- _Requirement_:
From the listing that follows, extract every line and set it down unaltered.

- _Exercise materials_:
▬▬▬▬▬▬
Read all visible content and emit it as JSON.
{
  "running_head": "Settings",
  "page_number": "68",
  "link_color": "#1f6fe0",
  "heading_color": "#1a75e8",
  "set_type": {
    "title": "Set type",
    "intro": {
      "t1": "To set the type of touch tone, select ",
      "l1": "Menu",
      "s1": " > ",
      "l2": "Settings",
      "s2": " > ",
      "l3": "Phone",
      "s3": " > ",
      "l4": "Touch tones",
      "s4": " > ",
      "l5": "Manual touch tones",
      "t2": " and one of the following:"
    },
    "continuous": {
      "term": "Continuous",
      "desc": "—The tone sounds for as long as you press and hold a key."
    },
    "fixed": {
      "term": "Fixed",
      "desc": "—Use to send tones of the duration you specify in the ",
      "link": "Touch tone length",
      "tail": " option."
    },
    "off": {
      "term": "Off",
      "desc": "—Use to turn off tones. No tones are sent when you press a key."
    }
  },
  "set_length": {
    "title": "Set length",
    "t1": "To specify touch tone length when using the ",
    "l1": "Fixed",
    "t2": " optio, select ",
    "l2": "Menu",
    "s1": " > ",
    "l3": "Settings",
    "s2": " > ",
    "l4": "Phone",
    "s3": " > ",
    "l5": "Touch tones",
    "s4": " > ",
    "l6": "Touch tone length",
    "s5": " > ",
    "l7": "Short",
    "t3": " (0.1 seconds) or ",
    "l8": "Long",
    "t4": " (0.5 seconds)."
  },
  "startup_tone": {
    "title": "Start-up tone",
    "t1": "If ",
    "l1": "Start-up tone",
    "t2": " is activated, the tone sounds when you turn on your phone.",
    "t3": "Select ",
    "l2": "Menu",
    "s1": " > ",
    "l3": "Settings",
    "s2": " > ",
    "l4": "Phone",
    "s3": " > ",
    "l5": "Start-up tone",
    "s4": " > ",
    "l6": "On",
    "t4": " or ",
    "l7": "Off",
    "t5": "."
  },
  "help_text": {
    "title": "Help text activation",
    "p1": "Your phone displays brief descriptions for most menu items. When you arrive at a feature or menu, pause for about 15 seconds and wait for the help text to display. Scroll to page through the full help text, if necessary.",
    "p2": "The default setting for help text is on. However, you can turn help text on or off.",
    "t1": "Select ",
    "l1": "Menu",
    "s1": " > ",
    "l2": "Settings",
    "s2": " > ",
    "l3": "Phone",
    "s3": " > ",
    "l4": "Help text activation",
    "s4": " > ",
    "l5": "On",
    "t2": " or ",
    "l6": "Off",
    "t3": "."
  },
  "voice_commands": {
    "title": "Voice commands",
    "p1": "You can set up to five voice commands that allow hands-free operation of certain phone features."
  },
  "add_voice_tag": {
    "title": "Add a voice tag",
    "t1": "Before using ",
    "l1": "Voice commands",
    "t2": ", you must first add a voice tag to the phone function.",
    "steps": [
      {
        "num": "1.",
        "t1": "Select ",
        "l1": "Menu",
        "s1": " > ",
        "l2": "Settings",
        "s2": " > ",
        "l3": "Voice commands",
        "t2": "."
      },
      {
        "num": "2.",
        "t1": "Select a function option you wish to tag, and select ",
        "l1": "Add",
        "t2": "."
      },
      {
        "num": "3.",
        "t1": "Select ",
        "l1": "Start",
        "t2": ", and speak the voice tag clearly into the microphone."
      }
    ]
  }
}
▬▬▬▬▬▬
- _Your response_:
Read all visible content and emit it as JSON.
{
  "running_head": "Settings",
  "page_number": "68",
  "link_color": "#1f6fe0",
  "heading_color": "#1a75e8",
  "set_type": {
    "title": "Set type",
    "intro": {
      "t1": "To set the type of touch tone, select ",
      "l1": "Menu",
      "s1": " > ",
      "l2": "Settings",
      "s2": " > ",
      "l3": "Phone",
      "s3": " > ",
      "l4": "Touch tones",
      "s4": " > ",
      "l5": "Manual touch tones",
      "t2": " and one of the following:"
    },
    "continuous": {
      "term": "Continuous",
      "desc": "—The tone sounds for as long as you press and hold a key."
    },
    "fixed": {
      "term": "Fixed",
      "desc": "—Use to send tones of the duration you specify in the ",
      "link": "Touch tone length",
      "tail": " option."
    },
    "off": {
      "term": "Off",
      "desc": "—Use to turn off tones. No tones are sent when you press a key."
    }
  },
  "set_length": {
    "title": "Set length",
    "t1": "To specify touch tone length when using the ",
    "l1": "Fixed",
    "t2": " optio, select ",
    "l2": "Menu",
    "s1": " > ",
    "l3": "Settings",
    "s2": " > ",
    "l4": "Phone",
    "s3": " > ",
    "l5": "Touch tones",
    "s4": " > ",
    "l6": "Touch tone length",
    "s5": " > ",
    "l7": "Short",
    "t3": " (0.1 seconds) or ",
    "l8": "Long",
    "t4": " (0.5 seconds)."
  },
  "startup_tone": {
    "title": "Start-up tone",
    "t1": "If ",
    "l1": "Start-up tone",
    "t2": " is activated, the tone sounds when you turn on your phone.",
    "t3": "Select ",
    "l2": "Menu",
    "s1": " > ",
    "l3": "Settings",
    "s2": " > ",
    "l4": "Phone",
    "s3": " > ",
    "l5": "Start-up tone",
    "s4": " > ",
    "l6": "On",
    "t4": " or ",
    "l7": "Off",
    "t5": "."
  },
  "help_text": {
    "title": "Help text activation",
    "p1": "Your phone displays brief descriptions for most menu items. When you arrive at a feature or menu, pause for about 15 seconds and wait for the help text to display. Scroll to page through the full help text, if necessary.",
    "p2": "The default setting for help text is on. However, you can turn help text on or off.",
    "t1": "Select ",
    "l1": "Menu",
    "s1": " > ",
    "l2": "Settings",
    "s2": " > ",
    "l3": "Phone",
    "s3": " > ",
    "l4": "Help text activation",
    "s4": " > ",
    "l5": "On",
    "t2": " or ",
    "l6": "Off",
    "t3": "."
  },
  "voice_commands": {
    "title": "Voice commands",
    "p1": "You can set up to five voice commands that allow hands-free operation of certain phone features."
  },
  "add_voice_tag": {
    "title": "Add a voice tag",
    "t1": "Before using ",
    "l1": "Voice commands",
    "t2": ", you must first add a voice tag to the phone function.",
    "steps": [
      {
        "num": "1.",
        "t1": "Select ",
        "l1": "Menu",
        "s1": " > ",
        "l2": "Settings",
        "s2": " > ",
        "l3": "Voice commands",
        "t2": "."
      },
      {
        "num": "2.",
        "t1": "Select a function option you wish to tag, and select ",
        "l1": "Add",
        "t2": "."
      },
      {
        "num": "3.",
        "t1": "Select ",
        "l1": "Start",
        "t2": ", and speak the voice tag clearly into the microphone."
      }
    ]
  }
}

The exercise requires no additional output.